(App and web page records)
__________________________________________________
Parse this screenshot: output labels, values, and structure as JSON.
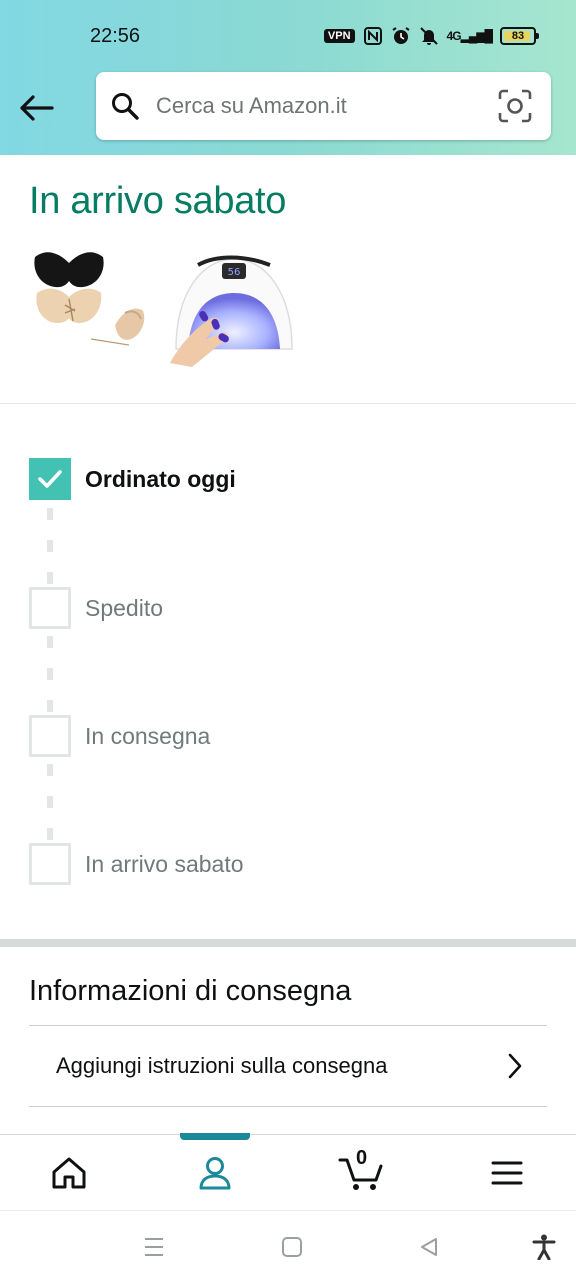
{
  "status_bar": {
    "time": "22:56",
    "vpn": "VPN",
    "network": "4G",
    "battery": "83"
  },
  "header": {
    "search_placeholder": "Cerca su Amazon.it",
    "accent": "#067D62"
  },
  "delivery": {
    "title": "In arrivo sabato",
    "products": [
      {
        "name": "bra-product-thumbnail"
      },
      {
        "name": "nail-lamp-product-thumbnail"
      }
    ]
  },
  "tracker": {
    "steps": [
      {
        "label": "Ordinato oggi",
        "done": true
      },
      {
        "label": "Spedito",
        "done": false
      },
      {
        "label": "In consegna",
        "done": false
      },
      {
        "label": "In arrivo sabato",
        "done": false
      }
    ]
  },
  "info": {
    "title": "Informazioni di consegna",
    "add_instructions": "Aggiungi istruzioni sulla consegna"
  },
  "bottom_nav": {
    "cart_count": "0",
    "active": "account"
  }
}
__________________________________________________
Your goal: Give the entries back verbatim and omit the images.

Answer to this problem:
Parse this screenshot: output labels, values, and structure as JSON.
{
  "status_bar": {
    "time": "22:56",
    "vpn": "VPN",
    "network": "4G",
    "battery": "83"
  },
  "header": {
    "search_placeholder": "Cerca su Amazon.it",
    "accent": "#067D62"
  },
  "delivery": {
    "title": "In arrivo sabato",
    "products": [
      {
        "name": "bra-product-thumbnail"
      },
      {
        "name": "nail-lamp-product-thumbnail"
      }
    ]
  },
  "tracker": {
    "steps": [
      {
        "label": "Ordinato oggi",
        "done": true
      },
      {
        "label": "Spedito",
        "done": false
      },
      {
        "label": "In consegna",
        "done": false
      },
      {
        "label": "In arrivo sabato",
        "done": false
      }
    ]
  },
  "info": {
    "title": "Informazioni di consegna",
    "add_instructions": "Aggiungi istruzioni sulla consegna"
  },
  "bottom_nav": {
    "cart_count": "0",
    "active": "account"
  }
}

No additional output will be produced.